Me: What do you do?
Carmen: I support Spanish speaking pregnant women with high risk births both during pregnancy and labor, and in the intensive period after the birth.
Why do your clients need you?
They need us to help them understand what’s happening with their pregnancy, since they aren’t native English speakers. Culturally they need us because of the language differences among Spanish speaking countries. Something we say in Guatemala might mean something totally different in El Salvador. Speaking a shared language bonds people together, so the women often benefit a lot from our connection with them. Our clients are not used to asking a lot of questions, so we help them communicate. They understand the process more, and eventually they feel safer because of our bond.
Why do high risk births happen?
A birth is termed high risk for two reasons: medical or trauma related. It’s common that there’s some sort of trauma that has not been healed. And usually when a woman is pregnant, unless her life's trauma has been dealt with, it tends to arise. For example women who have been raped at the U.S. border, they come here to work, they don’t want to deal with it or think about it, and all of a sudden they don’t have a menstrual period and Boom. There’s also domestic violence, childbirth sexual abuse or drug addiction. Being a pregnant teenager entails a high risk birth too, because you don’t always have the support of your family, or you may have been raped so you’re dealing with trauma. Being a teen mother puts babies at risk because teens aren’t necessarily prepared to be mothers. The stress level and other challenges in parenting can be too much for the new mother.
How many stillborns have you attended?
There have been six stillborns. Three of the babies were anencephalic, and one of them was Wolf Syndrome. The other two died as they were born due to abnormalities including chromosomal problems. One baby lived two minutes and the other baby lived 17 hours.
What is the best part of your work?
Helping women to be more informed about breastfeeding, postpartum depression, what labor is like... that they have choices. They have choices during labor and it’s important to be informed before you go into labor.
What is the most challenging part of your work?
Family members of the pregnant women. Family members have their own ideas about birth, and they’re not always well informed in a way that’s helpful to the woman. They tend to give misinformation. Clients need to have all the information and then they need to make a well informed decision for themself and their baby. One of the hardest things is to have a teenager who’s pregnant and her annoyed mother in the same room. Her mother fills that room with fear because she’s totally annoyed at her child who is pregnant.
What is the most important thing you say to mothers whose babies don’t survive?

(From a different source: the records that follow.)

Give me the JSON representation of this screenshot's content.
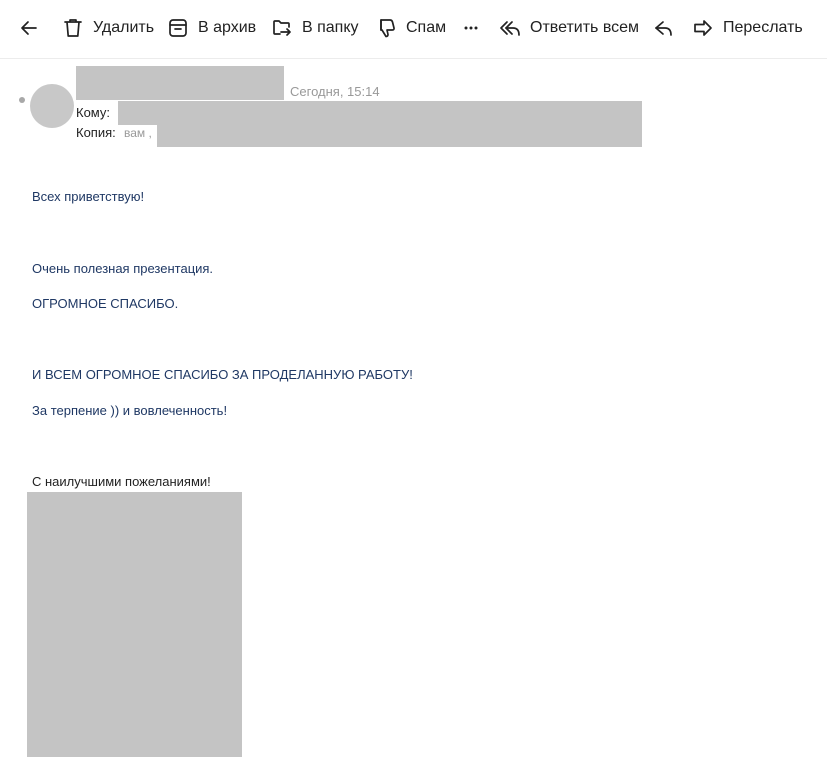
{
  "toolbar": {
    "back_icon": "arrow-left-icon",
    "delete_label": "Удалить",
    "delete_icon": "trash-icon",
    "archive_label": "В архив",
    "archive_icon": "archive-box-icon",
    "folder_label": "В папку",
    "folder_icon": "folder-move-icon",
    "spam_label": "Спам",
    "spam_icon": "thumbs-down-icon",
    "more_icon": "ellipsis-icon",
    "reply_all_label": "Ответить всем",
    "reply_all_icon": "reply-all-icon",
    "reply_icon": "reply-icon",
    "forward_label": "Переслать",
    "forward_icon": "forward-arrow-icon"
  },
  "header": {
    "date": "Сегодня, 15:14",
    "to_label": "Кому:",
    "cc_label": "Копия:",
    "cc_value": "вам ,"
  },
  "body": {
    "lines": [
      "Всех приветствую!",
      "Очень полезная презентация.",
      "ОГРОМНОЕ СПАСИБО.",
      "И ВСЕМ ОГРОМНОЕ СПАСИБО ЗА ПРОДЕЛАННУЮ РАБОТУ!",
      "За терпение )) и вовлеченность!",
      "С наилучшими пожеланиями!"
    ]
  },
  "colors": {
    "body_text": "#1f3864",
    "redaction": "#c4c4c4",
    "muted": "#999999"
  }
}
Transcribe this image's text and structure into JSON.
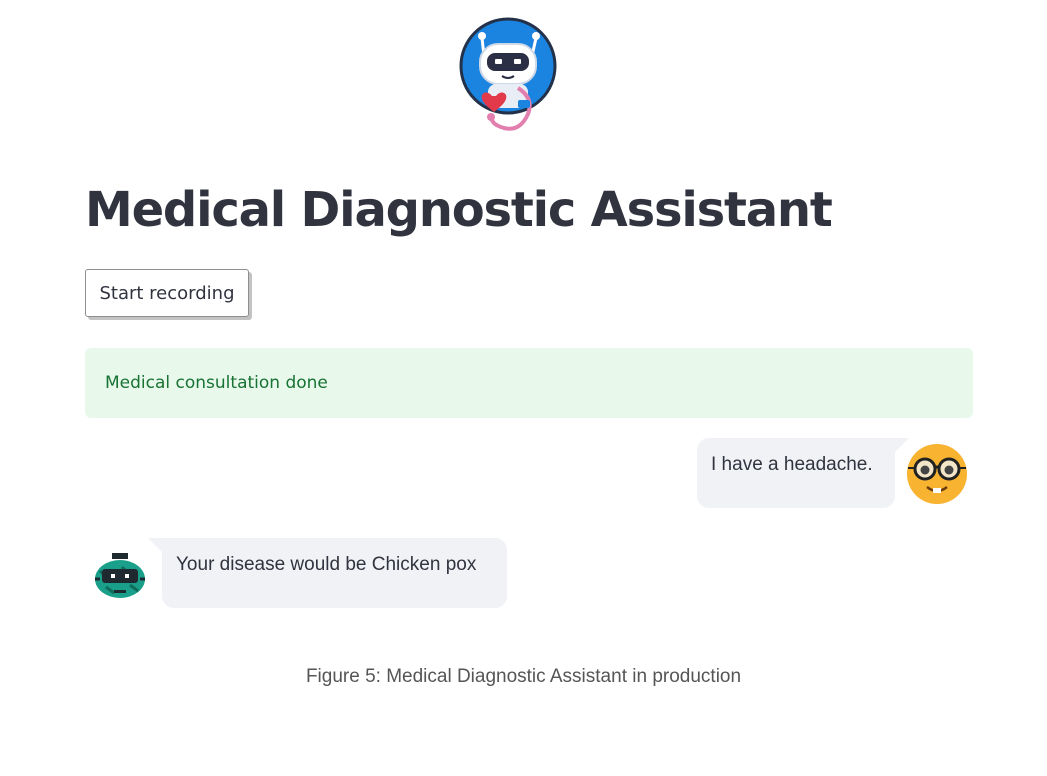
{
  "app": {
    "logo_icon": "medical-robot-icon",
    "title": "Medical Diagnostic Assistant"
  },
  "controls": {
    "record_label": "Start recording"
  },
  "status": {
    "message": "Medical consultation done",
    "color": "#177233",
    "background": "#e8f9ec"
  },
  "chat": {
    "messages": [
      {
        "role": "user",
        "text": "I have a headache.",
        "avatar_icon": "nerd-face-icon"
      },
      {
        "role": "bot",
        "text": "Your disease would be Chicken pox",
        "avatar_icon": "robot-avatar-icon"
      }
    ]
  },
  "caption": "Figure 5: Medical Diagnostic Assistant in production"
}
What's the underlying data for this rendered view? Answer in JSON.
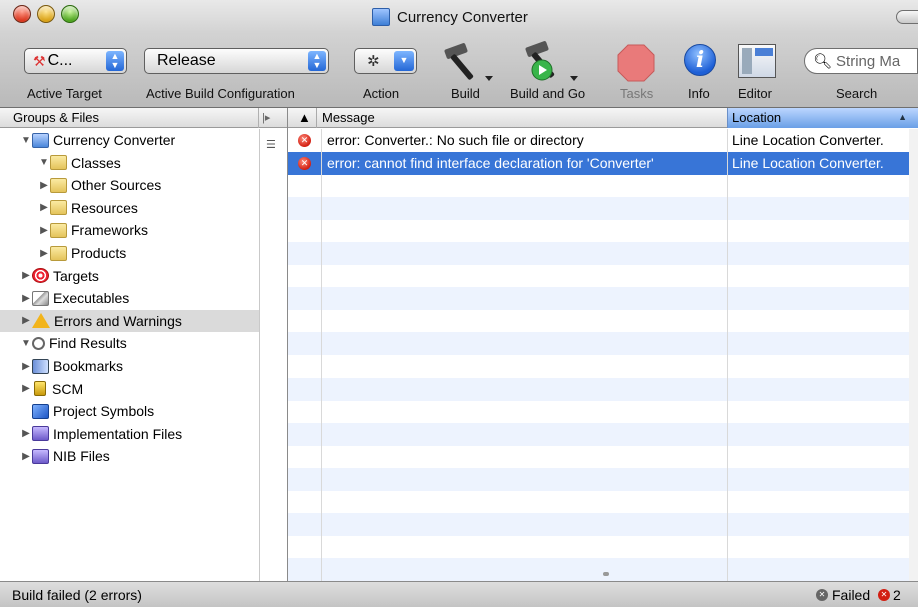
{
  "window": {
    "title": "Currency Converter"
  },
  "toolbar": {
    "active_target": {
      "value": "C...",
      "label": "Active Target"
    },
    "build_config": {
      "value": "Release",
      "label": "Active Build Configuration"
    },
    "action": {
      "label": "Action"
    },
    "build": {
      "label": "Build"
    },
    "build_and_go": {
      "label": "Build and Go"
    },
    "tasks": {
      "label": "Tasks"
    },
    "info": {
      "label": "Info",
      "glyph": "i"
    },
    "editor": {
      "label": "Editor"
    },
    "search": {
      "placeholder": "String Ma",
      "label": "Search"
    }
  },
  "sidebar": {
    "header": "Groups & Files",
    "items": [
      {
        "label": "Currency Converter",
        "icon": "project-icon",
        "level": 0,
        "expanded": true
      },
      {
        "label": "Classes",
        "icon": "folder-icon",
        "level": 1,
        "expanded": true
      },
      {
        "label": "Other Sources",
        "icon": "folder-icon",
        "level": 1,
        "expanded": false
      },
      {
        "label": "Resources",
        "icon": "folder-icon",
        "level": 1,
        "expanded": false
      },
      {
        "label": "Frameworks",
        "icon": "folder-icon",
        "level": 1,
        "expanded": false
      },
      {
        "label": "Products",
        "icon": "folder-icon",
        "level": 1,
        "expanded": false
      },
      {
        "label": "Targets",
        "icon": "target-icon",
        "level": 0,
        "expanded": false
      },
      {
        "label": "Executables",
        "icon": "executable-icon",
        "level": 0,
        "expanded": false
      },
      {
        "label": "Errors and Warnings",
        "icon": "warning-icon",
        "level": 0,
        "expanded": false,
        "selected": true
      },
      {
        "label": "Find Results",
        "icon": "magnifier-icon",
        "level": 0,
        "expanded": true
      },
      {
        "label": "Bookmarks",
        "icon": "bookmark-icon",
        "level": 0,
        "expanded": false
      },
      {
        "label": "SCM",
        "icon": "scm-icon",
        "level": 0,
        "expanded": false
      },
      {
        "label": "Project Symbols",
        "icon": "symbols-icon",
        "level": 0,
        "expanded": null
      },
      {
        "label": "Implementation Files",
        "icon": "smart-group-icon",
        "level": 0,
        "expanded": false
      },
      {
        "label": "NIB Files",
        "icon": "smart-group-icon",
        "level": 0,
        "expanded": false
      }
    ]
  },
  "table": {
    "columns": {
      "icon": "▲",
      "message": "Message",
      "location": "Location"
    },
    "rows": [
      {
        "message": "error: Converter.: No such file or directory",
        "location": "Line Location Converter.",
        "selected": false
      },
      {
        "message": "error: cannot find interface declaration for 'Converter'",
        "location": "Line Location Converter.",
        "selected": true
      }
    ]
  },
  "status": {
    "text": "Build failed (2 errors)",
    "failed_label": "Failed",
    "error_count": "2"
  },
  "colors": {
    "selection": "#3875d7",
    "error": "#d21f12"
  }
}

I say very little. In situations like that. The phrase that I use is “Silence is golden.” I wait for them to ask. If they ask for specifics, I tell them the truth. Honesty. On any medical question they ask me I refer it back to the doctor. Often mothers tend to blame themselves. Simple words can be helpful. I say, “What did the doctor tell you? This has nothing to do with eating or drinking…” You can help the mother to try not to blame herself. “If it’s a chromosomal problem, it’s not what you ate.” The most important thing is to be present. To know they can pick up the phone and ask me a question, and if I can’t answer it, I will make calls to find the answer. And to support these mothers who lose babies after the baby is born, because that’s... a big job.

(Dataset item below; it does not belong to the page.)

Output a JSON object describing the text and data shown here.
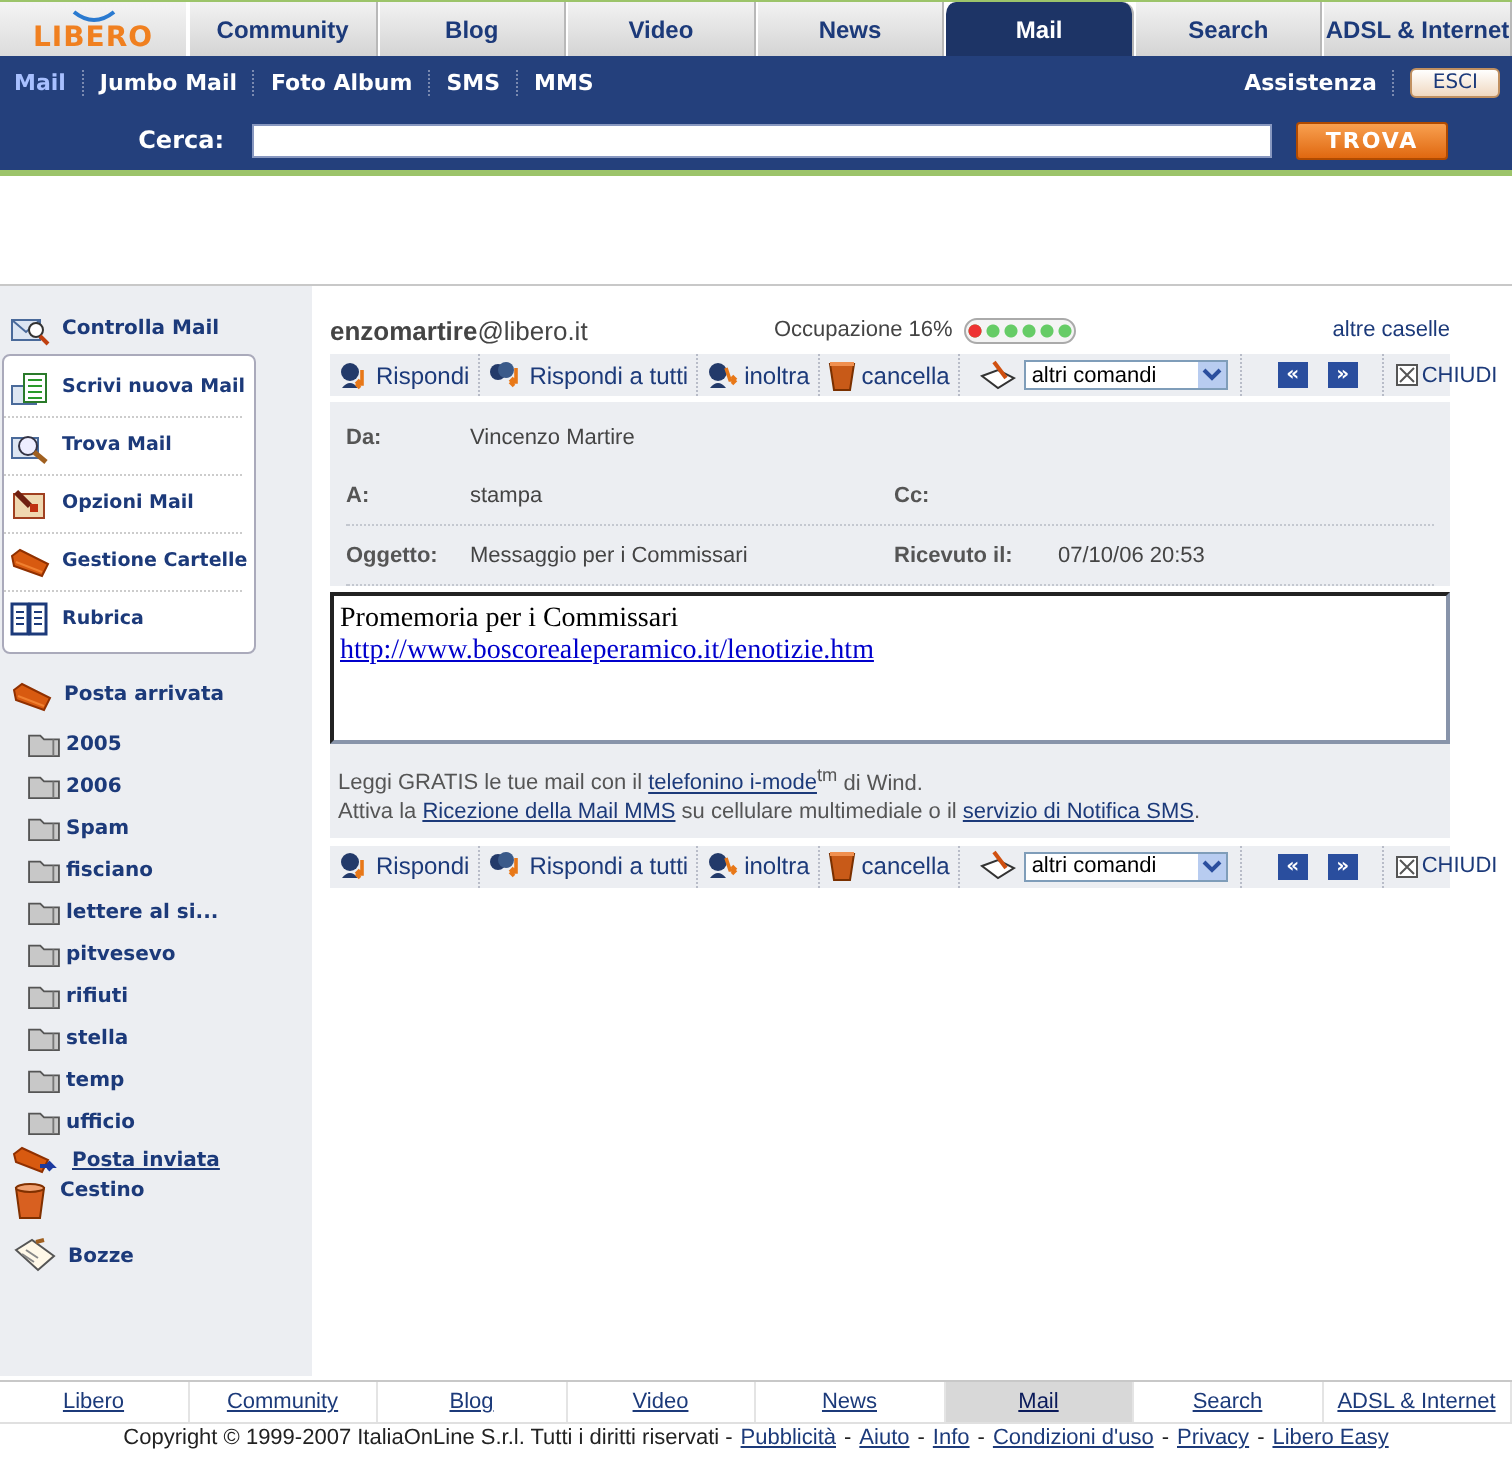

What would you say to women who have healthy live births?
A child is a gift. I’ve even had a couple clients who have been raped and choose to have their babies. Who’s anyone to say you should have an abortion just because you’ve been raped? It’s an innocent child. Everyone makes their decisions and they have to live with their decisions. It’s very important to respect your client, because it’s easy to be shocked with things that people say. To not be reactive, if they tell you that they have been raped, to treat what they say as confidential. A child is a gift.
Bless every drop of your beautiful Puerto Rican blood, my dear mother. I am completely honored to be your daughter.
Jessica Rios, Founder of Leaning into Light, is a lifelong letter writer, a mother, freelance consultant and eternal fan of Mr. Rogers and Sesame Street. This deeply personal blog and our recorded talks and workshops are devoted to one of her great passions: illuminating the beauty of the human spirit.